C59F3141.jpgThe stone walls of the building are still in good shape. The roof and any other wooden elements have pretty much gone at this point. Inside the building you can still see some of the iron work and the remnants of the axle of the waterwheel. There are gaps in the walls that show where other parts of the building were once located. The entrances are closed off so it isn’t possible to get in to the building. The wildlife obviously finds a way in. A sheep was quietly using the walls as shelter while we were there.


Lane End

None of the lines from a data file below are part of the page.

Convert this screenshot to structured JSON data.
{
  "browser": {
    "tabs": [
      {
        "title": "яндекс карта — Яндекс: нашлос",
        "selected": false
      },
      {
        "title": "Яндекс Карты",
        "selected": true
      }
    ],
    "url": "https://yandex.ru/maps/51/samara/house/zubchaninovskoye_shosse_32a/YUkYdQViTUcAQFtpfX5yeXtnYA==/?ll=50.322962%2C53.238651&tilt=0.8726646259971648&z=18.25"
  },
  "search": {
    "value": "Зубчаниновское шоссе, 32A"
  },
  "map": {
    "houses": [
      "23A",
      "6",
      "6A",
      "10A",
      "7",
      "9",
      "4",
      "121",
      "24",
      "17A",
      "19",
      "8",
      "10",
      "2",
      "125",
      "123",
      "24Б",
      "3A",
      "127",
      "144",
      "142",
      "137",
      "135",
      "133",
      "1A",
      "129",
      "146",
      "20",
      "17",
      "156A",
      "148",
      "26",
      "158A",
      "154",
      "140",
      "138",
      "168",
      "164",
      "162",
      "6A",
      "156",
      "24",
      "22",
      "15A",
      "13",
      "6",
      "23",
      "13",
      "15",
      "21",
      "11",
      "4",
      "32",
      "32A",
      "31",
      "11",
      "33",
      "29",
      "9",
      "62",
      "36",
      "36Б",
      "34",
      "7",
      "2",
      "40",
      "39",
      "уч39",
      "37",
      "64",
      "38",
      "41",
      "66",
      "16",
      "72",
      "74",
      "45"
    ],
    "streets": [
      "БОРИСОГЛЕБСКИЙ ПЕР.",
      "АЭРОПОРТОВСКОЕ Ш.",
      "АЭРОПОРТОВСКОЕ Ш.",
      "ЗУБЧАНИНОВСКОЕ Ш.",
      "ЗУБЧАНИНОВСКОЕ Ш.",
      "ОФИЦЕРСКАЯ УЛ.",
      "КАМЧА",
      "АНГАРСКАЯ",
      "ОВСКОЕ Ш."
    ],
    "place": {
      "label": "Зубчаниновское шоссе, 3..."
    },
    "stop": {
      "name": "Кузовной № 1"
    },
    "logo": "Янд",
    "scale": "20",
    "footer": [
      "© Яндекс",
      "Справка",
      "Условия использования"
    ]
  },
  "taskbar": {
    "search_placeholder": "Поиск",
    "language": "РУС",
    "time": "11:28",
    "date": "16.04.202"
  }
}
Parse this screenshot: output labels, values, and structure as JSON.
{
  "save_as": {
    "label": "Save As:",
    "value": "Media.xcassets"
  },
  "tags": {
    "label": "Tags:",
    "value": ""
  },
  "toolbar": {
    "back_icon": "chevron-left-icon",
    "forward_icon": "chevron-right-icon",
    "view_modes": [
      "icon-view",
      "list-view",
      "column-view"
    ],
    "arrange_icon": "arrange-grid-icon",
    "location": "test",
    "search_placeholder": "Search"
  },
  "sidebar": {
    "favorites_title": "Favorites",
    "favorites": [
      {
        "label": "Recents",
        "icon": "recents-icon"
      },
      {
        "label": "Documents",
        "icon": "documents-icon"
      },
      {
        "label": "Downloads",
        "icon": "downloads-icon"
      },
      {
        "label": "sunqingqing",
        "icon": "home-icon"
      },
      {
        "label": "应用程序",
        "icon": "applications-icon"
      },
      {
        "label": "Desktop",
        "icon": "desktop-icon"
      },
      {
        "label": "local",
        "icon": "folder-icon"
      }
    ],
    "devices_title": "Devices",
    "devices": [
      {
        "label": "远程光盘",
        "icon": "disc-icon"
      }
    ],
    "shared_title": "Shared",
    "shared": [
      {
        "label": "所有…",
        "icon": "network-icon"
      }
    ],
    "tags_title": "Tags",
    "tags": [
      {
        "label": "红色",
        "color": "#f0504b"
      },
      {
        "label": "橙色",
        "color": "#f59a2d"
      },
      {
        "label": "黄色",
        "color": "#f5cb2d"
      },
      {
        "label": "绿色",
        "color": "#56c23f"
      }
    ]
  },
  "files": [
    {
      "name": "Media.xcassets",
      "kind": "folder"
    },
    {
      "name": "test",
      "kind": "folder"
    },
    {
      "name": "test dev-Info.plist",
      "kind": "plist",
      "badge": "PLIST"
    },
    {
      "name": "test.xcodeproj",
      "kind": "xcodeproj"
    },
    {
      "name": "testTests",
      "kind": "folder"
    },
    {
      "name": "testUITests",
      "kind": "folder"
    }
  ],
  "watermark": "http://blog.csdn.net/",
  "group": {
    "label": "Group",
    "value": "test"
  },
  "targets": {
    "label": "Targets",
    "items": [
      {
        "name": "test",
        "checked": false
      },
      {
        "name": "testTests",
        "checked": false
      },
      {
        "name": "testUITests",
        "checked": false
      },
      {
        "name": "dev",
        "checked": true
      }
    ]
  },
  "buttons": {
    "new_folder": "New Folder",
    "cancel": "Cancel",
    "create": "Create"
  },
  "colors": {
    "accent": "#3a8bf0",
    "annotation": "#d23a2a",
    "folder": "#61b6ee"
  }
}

C59F0945.jpgWhen we first started planning the trip to the UK, I decided to try and schedule a shoot with the lifeboat crew in Bembridge on the Isle of Wight. The boat house is at Lane End in Bembridge. I had shot a launch there from the shore a few years ago and wanted to plan something a little more involved. I talked with the RNLI team there about getting something together and it looked like it might work out. Unfortunately, a number of issues cropped up shortly before the visit and the whole thing was scrubbed.

C59F0926.jpgWhile this was disappointing, it did free up some time during the visit to do other things. Even so, I did take a walk from our hotel down to Lane End one early evening. The lifeboat is kept in a boathouse at the end of a pier. This allows it to launch clear of the rocky ledges in the area. The boat house is a relatively new building. The old pier and house were demolished and replaced when they upgraded the lifeboat.

C59F0923.jpgThe new pier is a cool structure and the whole thing fits well with what was there already. I got there after the house had closed to visitors for the day but I did walk out on the pier and look through the windows at the boat. It was a lovely evening to be out at the water and certainly made me feel pretty relaxed on my vacation. A couple of days later, I was able to get some aerial shots of the boathouse when we flew by too which was pretty cool.